A State Department official who was held captive in Tehran during the Iranian hostage crisis said yesterday that Americans "must keep our cool" in the face of mounting terrorist attacks overseas and advised that not all foreign travel is dangerous.

L. Bruce Laingen, 63, who was charge d'affaires at the U.S. Embassy in Tehran when 52 Americans were taken hostage in 1979 by the revolutionary government of Ayatollah Ruhollah Khomeini, said yesterday that terrorism is "the scourge of our time and a continuing learning experience." Laingen told a luncheon meeting of the Bethesda-Chevy Chase Rotary Club, "There's no 100 percent protection, and it will continue."

He said that U.S. policy must center on the option of armed force but remain flexible enough to deal with a continued onslaught of terrorist attacks against Americans in a wide range of locations worldwide.

Laingen, who now serves as vice president of the National Defense University at Fort McNair, wore a yellow ribbon with a brass plaque embossed with "Free the Hostages" as a reminder of six Americans still held captive in Beirut.

Flexibility is needed, he said, because "every terrorist incident is going to be different in some way -- in geography . . . in numbers of terrorists, in numbers of victims . . . . We need a tool box of options," including the use of force, economic sanctions, diplomacy, third-party negotiators, the help of allies and strong intelligence.

A recent State Department survey of the economic cost of terrorism found that 1.8 million Americans out of 5.1 million expected to travel overseas this year have canceled their trips, Laingen said. The survey estimated that there would be a 25 percent drop in U.S. tourism in Western Europe, a 50 percent decline in Greece and in Egypt, a 40 percent drop in West Germany and a 25 percent decline in France, he said.

"I would be the last one to cancel travel plans. I wouldn't go to Tripoli or Beirut and I would be careful in Cairo," Laingen said during an interview after the speech. "What the terrorists seek is to plant worry, concern and fear in the minds of all of us -- they accomplish that to the extent that we cancel travel plans."

Laingen's comments came as Fairfax County School Superintendent Robert R. Spillane canceled all school-sponsored summer trips to Europe yesterday, citing the threat to students posed by terrorism. The decision, which had been expected, followed cancellations of similar trips by other school districts and colleges in the region and around the country.

Spillane said in a news conference that the 100 students who had signed up for four trips to six European countries would be exposed to "unnecessary risks I'm not willing to take."
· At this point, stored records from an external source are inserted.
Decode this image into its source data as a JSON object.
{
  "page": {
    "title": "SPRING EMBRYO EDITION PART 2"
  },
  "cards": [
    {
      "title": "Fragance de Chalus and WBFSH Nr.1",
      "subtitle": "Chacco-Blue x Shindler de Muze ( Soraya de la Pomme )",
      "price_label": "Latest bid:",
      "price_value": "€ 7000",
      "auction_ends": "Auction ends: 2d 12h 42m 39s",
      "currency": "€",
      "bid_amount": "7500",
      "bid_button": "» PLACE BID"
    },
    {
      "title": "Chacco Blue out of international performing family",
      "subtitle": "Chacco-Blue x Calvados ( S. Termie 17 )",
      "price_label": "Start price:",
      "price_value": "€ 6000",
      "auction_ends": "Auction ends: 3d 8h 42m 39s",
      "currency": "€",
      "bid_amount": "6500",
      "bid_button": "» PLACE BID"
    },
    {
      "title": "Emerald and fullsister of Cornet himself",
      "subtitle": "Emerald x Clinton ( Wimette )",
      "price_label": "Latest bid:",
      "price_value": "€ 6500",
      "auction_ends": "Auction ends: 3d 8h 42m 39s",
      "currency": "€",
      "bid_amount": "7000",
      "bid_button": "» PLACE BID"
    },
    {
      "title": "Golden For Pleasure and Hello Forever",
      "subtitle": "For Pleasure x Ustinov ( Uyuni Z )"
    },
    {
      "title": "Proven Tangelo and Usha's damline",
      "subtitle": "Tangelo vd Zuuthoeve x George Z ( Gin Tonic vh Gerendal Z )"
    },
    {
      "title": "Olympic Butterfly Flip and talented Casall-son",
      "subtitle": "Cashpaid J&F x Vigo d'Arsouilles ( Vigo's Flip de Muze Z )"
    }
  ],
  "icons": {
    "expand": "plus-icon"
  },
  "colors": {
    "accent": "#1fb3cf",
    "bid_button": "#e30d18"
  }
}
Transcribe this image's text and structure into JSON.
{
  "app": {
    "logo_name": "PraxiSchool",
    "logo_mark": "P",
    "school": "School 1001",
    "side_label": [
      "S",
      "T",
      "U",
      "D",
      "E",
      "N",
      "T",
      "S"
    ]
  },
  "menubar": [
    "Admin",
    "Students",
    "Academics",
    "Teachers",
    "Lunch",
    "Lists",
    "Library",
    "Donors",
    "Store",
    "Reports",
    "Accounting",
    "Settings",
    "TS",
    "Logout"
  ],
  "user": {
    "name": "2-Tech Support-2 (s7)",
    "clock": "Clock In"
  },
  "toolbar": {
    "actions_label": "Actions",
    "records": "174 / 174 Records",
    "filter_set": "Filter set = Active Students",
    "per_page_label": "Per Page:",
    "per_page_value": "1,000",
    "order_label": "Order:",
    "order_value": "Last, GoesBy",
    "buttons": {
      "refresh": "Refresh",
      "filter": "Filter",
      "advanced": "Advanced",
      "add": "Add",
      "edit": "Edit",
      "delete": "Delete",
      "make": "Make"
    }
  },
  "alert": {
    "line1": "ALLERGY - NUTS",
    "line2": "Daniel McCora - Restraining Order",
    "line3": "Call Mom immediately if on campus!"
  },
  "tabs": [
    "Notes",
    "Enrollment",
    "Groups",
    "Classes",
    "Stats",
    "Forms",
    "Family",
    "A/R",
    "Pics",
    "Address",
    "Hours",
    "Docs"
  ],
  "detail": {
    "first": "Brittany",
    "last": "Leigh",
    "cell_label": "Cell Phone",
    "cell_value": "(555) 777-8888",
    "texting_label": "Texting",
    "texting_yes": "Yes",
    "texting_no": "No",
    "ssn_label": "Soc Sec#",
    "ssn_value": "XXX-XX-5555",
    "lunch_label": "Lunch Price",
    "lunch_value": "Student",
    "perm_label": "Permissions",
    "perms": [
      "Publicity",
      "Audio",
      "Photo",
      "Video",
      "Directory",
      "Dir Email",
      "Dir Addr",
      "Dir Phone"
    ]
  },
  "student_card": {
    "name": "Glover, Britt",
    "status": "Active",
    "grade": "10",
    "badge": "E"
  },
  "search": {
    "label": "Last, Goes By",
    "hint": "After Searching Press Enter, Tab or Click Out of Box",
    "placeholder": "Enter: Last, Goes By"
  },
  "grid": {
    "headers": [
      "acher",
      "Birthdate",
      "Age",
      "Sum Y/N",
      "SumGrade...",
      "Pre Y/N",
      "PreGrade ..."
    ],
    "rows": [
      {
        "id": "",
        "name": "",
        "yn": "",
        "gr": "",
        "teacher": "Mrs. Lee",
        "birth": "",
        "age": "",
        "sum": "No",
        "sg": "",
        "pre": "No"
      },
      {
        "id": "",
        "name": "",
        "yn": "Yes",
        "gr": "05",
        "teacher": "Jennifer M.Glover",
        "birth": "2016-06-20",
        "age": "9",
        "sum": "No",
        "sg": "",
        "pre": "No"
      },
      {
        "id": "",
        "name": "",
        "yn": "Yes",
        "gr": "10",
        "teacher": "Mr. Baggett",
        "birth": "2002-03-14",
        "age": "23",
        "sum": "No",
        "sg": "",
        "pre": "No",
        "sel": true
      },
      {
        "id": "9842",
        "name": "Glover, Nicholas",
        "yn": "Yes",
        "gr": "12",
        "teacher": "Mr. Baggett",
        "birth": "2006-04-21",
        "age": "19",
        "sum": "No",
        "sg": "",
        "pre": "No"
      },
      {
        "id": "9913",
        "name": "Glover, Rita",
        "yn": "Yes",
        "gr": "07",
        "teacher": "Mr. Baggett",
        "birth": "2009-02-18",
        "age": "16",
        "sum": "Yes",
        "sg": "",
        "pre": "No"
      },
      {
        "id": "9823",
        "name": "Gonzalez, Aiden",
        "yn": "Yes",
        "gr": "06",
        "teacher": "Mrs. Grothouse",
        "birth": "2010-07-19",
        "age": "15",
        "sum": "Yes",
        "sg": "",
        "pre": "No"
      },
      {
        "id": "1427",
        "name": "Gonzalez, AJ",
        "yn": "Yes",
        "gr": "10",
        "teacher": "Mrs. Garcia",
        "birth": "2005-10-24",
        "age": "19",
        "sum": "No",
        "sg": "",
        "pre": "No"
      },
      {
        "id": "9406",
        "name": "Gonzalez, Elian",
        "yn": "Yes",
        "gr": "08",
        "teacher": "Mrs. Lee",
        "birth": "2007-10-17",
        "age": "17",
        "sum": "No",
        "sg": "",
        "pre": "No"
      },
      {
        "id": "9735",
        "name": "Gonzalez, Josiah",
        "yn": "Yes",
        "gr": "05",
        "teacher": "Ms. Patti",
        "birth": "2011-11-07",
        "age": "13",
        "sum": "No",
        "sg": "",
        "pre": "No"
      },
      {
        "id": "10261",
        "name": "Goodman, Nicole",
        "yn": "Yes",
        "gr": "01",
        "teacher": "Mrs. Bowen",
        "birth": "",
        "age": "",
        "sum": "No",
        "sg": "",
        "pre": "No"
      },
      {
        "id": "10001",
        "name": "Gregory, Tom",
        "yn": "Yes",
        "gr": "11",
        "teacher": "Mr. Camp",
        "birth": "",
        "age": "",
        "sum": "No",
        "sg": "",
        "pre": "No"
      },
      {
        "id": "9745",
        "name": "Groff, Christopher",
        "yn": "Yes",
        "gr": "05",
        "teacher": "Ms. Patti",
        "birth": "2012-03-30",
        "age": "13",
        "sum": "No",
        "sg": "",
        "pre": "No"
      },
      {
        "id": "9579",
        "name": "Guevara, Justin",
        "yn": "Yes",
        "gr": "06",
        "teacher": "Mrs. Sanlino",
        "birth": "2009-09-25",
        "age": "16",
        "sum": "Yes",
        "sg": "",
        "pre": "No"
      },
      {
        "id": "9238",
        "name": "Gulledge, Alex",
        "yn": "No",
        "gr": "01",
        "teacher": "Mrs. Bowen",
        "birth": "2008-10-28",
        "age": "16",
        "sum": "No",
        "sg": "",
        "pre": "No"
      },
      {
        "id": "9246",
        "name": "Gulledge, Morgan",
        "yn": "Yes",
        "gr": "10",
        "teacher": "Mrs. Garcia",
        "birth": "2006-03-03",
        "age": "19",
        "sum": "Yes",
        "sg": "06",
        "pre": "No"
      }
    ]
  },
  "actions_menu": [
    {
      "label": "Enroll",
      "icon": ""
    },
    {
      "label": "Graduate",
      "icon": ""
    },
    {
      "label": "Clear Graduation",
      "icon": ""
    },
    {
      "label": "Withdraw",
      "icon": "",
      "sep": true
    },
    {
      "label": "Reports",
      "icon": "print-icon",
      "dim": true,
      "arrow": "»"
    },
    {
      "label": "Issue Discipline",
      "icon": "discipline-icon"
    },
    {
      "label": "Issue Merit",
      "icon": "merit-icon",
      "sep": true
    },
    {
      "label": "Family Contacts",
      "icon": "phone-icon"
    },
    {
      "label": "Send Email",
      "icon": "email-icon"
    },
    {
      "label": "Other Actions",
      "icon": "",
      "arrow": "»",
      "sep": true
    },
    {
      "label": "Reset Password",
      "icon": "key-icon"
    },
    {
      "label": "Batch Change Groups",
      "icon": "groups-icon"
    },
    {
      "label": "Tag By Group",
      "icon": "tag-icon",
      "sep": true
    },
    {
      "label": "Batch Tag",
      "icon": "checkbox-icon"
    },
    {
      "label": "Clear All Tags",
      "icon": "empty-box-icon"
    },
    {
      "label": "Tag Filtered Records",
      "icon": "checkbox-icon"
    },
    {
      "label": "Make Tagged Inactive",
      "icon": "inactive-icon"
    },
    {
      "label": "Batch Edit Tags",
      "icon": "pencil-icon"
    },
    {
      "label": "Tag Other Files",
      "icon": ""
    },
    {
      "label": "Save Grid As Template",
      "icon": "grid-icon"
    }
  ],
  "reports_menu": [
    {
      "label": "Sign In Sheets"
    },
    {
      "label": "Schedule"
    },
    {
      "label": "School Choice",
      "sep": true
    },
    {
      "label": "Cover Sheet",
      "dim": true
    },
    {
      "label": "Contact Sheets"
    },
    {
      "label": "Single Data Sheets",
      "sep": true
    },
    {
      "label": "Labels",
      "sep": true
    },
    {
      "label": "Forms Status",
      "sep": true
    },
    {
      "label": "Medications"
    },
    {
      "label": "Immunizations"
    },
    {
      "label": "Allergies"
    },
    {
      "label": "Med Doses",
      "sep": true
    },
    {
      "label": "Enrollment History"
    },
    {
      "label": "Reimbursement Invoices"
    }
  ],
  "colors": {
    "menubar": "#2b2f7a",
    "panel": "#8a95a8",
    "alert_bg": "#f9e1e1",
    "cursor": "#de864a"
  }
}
Fatal terrorist attacks against Americans overseas have steadily increased since 1982, according to figures released last week by the State Department. According to those figures, six Americans have died in three overseas attacks this year, 25 Americans died in 1985 and 16 died in 1984.